▶ [Element data from apps and pages]:
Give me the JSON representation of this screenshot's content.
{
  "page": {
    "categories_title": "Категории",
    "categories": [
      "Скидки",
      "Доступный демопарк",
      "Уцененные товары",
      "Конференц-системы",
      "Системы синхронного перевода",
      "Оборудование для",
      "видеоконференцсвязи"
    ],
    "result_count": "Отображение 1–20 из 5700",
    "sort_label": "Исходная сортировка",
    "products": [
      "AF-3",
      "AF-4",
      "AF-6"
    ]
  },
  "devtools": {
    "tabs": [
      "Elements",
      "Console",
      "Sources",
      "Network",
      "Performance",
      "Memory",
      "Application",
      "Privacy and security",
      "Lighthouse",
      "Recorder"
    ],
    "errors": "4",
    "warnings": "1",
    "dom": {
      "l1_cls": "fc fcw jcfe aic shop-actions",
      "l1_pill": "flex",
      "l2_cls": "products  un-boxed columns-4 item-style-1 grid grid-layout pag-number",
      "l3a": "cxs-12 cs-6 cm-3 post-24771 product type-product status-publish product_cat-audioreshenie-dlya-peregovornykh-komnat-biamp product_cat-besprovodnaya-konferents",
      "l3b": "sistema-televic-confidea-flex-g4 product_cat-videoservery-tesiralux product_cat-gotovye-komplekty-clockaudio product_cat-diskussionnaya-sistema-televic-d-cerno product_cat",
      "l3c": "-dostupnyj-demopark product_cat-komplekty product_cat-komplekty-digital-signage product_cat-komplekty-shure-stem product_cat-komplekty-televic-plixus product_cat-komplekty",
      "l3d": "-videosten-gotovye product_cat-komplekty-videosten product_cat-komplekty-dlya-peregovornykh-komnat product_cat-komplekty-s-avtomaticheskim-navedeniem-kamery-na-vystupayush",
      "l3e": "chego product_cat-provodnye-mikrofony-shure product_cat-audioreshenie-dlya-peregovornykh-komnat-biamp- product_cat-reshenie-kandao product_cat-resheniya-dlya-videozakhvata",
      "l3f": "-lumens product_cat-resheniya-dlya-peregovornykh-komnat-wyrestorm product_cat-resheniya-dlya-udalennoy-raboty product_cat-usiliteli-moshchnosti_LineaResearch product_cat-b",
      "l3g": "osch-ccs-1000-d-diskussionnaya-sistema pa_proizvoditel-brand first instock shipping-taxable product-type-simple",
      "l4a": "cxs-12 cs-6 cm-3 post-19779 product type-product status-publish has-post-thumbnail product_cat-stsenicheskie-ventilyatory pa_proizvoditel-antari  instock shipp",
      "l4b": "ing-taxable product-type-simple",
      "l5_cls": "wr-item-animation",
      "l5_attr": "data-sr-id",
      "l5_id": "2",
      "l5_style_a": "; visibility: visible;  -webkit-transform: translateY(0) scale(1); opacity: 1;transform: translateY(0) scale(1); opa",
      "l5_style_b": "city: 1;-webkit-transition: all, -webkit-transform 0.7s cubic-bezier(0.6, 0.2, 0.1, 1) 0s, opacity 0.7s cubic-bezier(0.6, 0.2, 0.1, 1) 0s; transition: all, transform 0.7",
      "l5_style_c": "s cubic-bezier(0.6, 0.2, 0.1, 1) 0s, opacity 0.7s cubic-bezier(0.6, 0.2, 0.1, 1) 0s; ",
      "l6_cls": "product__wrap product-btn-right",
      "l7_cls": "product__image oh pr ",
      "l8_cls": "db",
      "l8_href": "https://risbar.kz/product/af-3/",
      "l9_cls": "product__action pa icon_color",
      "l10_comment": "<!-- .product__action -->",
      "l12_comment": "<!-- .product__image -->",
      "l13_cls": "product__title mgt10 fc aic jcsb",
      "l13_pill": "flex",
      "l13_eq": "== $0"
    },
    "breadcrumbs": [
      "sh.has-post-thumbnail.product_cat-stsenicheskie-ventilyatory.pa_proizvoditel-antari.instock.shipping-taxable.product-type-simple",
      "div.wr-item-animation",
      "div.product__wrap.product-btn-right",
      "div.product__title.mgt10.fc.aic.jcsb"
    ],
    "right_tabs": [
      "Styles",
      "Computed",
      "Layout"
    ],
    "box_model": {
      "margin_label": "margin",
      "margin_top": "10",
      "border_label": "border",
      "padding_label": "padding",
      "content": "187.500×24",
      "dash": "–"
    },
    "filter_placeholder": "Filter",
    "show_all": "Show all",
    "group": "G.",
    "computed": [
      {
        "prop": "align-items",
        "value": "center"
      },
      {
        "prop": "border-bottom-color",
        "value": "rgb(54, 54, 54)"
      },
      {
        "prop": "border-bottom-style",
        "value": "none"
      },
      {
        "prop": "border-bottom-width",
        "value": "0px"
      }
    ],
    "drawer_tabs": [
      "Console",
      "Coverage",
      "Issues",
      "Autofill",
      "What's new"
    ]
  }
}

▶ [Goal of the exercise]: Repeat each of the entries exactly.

▶ [Your response]:
Give me the JSON representation of this screenshot's content.
{
  "page": {
    "categories_title": "Категории",
    "categories": [
      "Скидки",
      "Доступный демопарк",
      "Уцененные товары",
      "Конференц-системы",
      "Системы синхронного перевода",
      "Оборудование для",
      "видеоконференцсвязи"
    ],
    "result_count": "Отображение 1–20 из 5700",
    "sort_label": "Исходная сортировка",
    "products": [
      "AF-3",
      "AF-4",
      "AF-6"
    ]
  },
  "devtools": {
    "tabs": [
      "Elements",
      "Console",
      "Sources",
      "Network",
      "Performance",
      "Memory",
      "Application",
      "Privacy and security",
      "Lighthouse",
      "Recorder"
    ],
    "errors": "4",
    "warnings": "1",
    "dom": {
      "l1_cls": "fc fcw jcfe aic shop-actions",
      "l1_pill": "flex",
      "l2_cls": "products  un-boxed columns-4 item-style-1 grid grid-layout pag-number",
      "l3a": "cxs-12 cs-6 cm-3 post-24771 product type-product status-publish product_cat-audioreshenie-dlya-peregovornykh-komnat-biamp product_cat-besprovodnaya-konferents",
      "l3b": "sistema-televic-confidea-flex-g4 product_cat-videoservery-tesiralux product_cat-gotovye-komplekty-clockaudio product_cat-diskussionnaya-sistema-televic-d-cerno product_cat",
      "l3c": "-dostupnyj-demopark product_cat-komplekty product_cat-komplekty-digital-signage product_cat-komplekty-shure-stem product_cat-komplekty-televic-plixus product_cat-komplekty",
      "l3d": "-videosten-gotovye product_cat-komplekty-videosten product_cat-komplekty-dlya-peregovornykh-komnat product_cat-komplekty-s-avtomaticheskim-navedeniem-kamery-na-vystupayush",
      "l3e": "chego product_cat-provodnye-mikrofony-shure product_cat-audioreshenie-dlya-peregovornykh-komnat-biamp- product_cat-reshenie-kandao product_cat-resheniya-dlya-videozakhvata",
      "l3f": "-lumens product_cat-resheniya-dlya-peregovornykh-komnat-wyrestorm product_cat-resheniya-dlya-udalennoy-raboty product_cat-usiliteli-moshchnosti_LineaResearch product_cat-b",
      "l3g": "osch-ccs-1000-d-diskussionnaya-sistema pa_proizvoditel-brand first instock shipping-taxable product-type-simple",
      "l4a": "cxs-12 cs-6 cm-3 post-19779 product type-product status-publish has-post-thumbnail product_cat-stsenicheskie-ventilyatory pa_proizvoditel-antari  instock shipp",
      "l4b": "ing-taxable product-type-simple",
      "l5_cls": "wr-item-animation",
      "l5_attr": "data-sr-id",
      "l5_id": "2",
      "l5_style_a": "; visibility: visible;  -webkit-transform: translateY(0) scale(1); opacity: 1;transform: translateY(0) scale(1); opa",
      "l5_style_b": "city: 1;-webkit-transition: all, -webkit-transform 0.7s cubic-bezier(0.6, 0.2, 0.1, 1) 0s, opacity 0.7s cubic-bezier(0.6, 0.2, 0.1, 1) 0s; transition: all, transform 0.7",
      "l5_style_c": "s cubic-bezier(0.6, 0.2, 0.1, 1) 0s, opacity 0.7s cubic-bezier(0.6, 0.2, 0.1, 1) 0s; ",
      "l6_cls": "product__wrap product-btn-right",
      "l7_cls": "product__image oh pr ",
      "l8_cls": "db",
      "l8_href": "https://risbar.kz/product/af-3/",
      "l9_cls": "product__action pa icon_color",
      "l10_comment": "<!-- .product__action -->",
      "l12_comment": "<!-- .product__image -->",
      "l13_cls": "product__title mgt10 fc aic jcsb",
      "l13_pill": "flex",
      "l13_eq": "== $0"
    },
    "breadcrumbs": [
      "sh.has-post-thumbnail.product_cat-stsenicheskie-ventilyatory.pa_proizvoditel-antari.instock.shipping-taxable.product-type-simple",
      "div.wr-item-animation",
      "div.product__wrap.product-btn-right",
      "div.product__title.mgt10.fc.aic.jcsb"
    ],
    "right_tabs": [
      "Styles",
      "Computed",
      "Layout"
    ],
    "box_model": {
      "margin_label": "margin",
      "margin_top": "10",
      "border_label": "border",
      "padding_label": "padding",
      "content": "187.500×24",
      "dash": "–"
    },
    "filter_placeholder": "Filter",
    "show_all": "Show all",
    "group": "G.",
    "computed": [
      {
        "prop": "align-items",
        "value": "center"
      },
      {
        "prop": "border-bottom-color",
        "value": "rgb(54, 54, 54)"
      },
      {
        "prop": "border-bottom-style",
        "value": "none"
      },
      {
        "prop": "border-bottom-width",
        "value": "0px"
      }
    ],
    "drawer_tabs": [
      "Console",
      "Coverage",
      "Issues",
      "Autofill",
      "What's new"
    ]
  }
}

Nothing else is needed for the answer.